From the records below, find each line with the string "Annual" and copy it.

═══ Information supplied ═══

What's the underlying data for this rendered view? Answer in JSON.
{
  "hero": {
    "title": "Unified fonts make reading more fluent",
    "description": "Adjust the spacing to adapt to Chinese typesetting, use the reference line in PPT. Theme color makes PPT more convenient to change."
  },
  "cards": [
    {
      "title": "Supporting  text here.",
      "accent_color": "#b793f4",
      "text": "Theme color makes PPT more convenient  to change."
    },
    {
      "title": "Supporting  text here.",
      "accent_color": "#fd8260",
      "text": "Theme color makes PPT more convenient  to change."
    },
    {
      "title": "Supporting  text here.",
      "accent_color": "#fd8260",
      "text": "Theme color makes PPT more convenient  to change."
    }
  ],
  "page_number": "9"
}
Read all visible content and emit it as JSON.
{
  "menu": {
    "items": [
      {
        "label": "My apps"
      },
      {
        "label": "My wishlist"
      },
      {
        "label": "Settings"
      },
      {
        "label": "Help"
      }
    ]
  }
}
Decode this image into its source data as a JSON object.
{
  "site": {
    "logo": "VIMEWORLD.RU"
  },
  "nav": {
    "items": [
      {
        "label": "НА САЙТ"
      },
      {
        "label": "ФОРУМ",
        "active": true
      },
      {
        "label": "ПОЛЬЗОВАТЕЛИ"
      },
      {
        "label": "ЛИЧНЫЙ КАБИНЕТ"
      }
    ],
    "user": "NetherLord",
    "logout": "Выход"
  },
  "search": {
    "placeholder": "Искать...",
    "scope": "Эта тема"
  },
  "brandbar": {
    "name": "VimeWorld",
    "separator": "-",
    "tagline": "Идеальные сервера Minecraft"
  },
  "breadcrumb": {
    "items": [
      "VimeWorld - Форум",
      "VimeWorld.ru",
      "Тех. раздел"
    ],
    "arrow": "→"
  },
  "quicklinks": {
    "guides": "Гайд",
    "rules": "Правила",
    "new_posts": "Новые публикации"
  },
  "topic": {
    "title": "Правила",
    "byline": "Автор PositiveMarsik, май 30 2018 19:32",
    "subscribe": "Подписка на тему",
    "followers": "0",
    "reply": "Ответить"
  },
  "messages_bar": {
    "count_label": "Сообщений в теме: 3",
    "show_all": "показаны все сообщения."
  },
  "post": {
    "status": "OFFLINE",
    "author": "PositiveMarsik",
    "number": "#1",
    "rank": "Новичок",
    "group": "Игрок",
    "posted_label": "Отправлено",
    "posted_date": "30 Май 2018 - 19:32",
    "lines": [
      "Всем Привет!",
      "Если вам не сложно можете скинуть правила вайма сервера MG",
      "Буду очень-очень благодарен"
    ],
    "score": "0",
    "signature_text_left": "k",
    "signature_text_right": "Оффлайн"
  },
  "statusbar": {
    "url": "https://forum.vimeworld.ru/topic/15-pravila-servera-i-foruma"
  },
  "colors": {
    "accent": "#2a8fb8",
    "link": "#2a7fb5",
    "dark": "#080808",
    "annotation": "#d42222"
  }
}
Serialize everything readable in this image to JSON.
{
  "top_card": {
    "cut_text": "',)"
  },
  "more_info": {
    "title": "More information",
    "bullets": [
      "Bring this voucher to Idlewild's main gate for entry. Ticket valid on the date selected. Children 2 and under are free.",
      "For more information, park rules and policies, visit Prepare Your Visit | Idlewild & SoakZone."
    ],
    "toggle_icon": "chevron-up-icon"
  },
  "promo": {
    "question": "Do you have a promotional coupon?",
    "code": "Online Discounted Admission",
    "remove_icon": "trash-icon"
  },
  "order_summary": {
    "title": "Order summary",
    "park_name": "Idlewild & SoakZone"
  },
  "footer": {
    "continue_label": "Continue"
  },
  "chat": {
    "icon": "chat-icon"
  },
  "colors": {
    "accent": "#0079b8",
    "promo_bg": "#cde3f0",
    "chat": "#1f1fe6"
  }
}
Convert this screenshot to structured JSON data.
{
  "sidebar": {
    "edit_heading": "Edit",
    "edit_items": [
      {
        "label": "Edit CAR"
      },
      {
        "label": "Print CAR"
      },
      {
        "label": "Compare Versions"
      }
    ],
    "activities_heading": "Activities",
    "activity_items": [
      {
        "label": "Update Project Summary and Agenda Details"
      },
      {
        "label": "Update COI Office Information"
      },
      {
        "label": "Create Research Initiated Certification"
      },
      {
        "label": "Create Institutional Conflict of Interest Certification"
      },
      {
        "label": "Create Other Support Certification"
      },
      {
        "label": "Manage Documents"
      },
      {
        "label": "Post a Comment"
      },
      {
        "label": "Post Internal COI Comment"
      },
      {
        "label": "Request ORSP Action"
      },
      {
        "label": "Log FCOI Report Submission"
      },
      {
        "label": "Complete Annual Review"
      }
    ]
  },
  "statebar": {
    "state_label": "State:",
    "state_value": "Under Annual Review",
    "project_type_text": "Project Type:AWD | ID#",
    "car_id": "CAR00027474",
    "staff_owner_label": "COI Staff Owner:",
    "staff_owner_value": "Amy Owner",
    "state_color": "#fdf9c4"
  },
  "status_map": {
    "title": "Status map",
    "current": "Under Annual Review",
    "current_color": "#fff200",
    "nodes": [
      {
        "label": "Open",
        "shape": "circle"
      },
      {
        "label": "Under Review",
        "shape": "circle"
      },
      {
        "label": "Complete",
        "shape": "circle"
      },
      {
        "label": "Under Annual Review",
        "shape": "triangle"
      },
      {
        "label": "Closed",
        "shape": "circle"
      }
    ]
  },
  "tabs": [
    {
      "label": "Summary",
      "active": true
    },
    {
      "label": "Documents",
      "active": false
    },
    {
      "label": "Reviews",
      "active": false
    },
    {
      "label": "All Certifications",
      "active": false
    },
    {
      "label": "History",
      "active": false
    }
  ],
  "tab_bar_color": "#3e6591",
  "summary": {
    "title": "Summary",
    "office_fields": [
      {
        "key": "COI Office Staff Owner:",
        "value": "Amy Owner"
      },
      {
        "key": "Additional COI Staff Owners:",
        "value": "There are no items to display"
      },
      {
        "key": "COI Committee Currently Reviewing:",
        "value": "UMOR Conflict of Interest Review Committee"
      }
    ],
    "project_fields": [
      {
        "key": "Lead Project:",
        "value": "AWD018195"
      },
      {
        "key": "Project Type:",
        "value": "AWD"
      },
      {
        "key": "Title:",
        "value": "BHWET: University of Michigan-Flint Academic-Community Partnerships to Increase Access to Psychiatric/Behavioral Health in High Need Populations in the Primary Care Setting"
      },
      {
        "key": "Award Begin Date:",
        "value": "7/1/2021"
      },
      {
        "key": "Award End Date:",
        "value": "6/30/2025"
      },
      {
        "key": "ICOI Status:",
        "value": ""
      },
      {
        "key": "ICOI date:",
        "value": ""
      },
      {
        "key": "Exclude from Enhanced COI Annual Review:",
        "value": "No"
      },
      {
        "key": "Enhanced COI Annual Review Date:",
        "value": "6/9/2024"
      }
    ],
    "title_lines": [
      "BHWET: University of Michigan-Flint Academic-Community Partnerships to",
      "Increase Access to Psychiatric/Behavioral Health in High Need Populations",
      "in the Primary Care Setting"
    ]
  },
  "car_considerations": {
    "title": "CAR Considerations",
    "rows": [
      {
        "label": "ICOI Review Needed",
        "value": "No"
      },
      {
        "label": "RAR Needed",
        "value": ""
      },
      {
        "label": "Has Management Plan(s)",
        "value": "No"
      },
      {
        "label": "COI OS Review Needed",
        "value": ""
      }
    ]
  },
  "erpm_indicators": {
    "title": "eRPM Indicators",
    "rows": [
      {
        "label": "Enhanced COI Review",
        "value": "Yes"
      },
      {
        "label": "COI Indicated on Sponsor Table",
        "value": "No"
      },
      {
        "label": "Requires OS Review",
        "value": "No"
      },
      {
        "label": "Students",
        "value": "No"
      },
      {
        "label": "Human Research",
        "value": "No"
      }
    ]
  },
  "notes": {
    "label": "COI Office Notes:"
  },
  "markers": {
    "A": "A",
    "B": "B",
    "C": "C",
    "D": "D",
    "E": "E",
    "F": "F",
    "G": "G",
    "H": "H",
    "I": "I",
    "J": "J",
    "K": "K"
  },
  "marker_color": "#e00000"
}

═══

*Solution to the exercise*.
        "label": "Complete Annual Review"
    "state_value": "Under Annual Review",
    "current": "Under Annual Review",
        "label": "Under Annual Review",
        "key": "Exclude from Enhanced COI Annual Review:",
        "key": "Enhanced COI Annual Review Date:",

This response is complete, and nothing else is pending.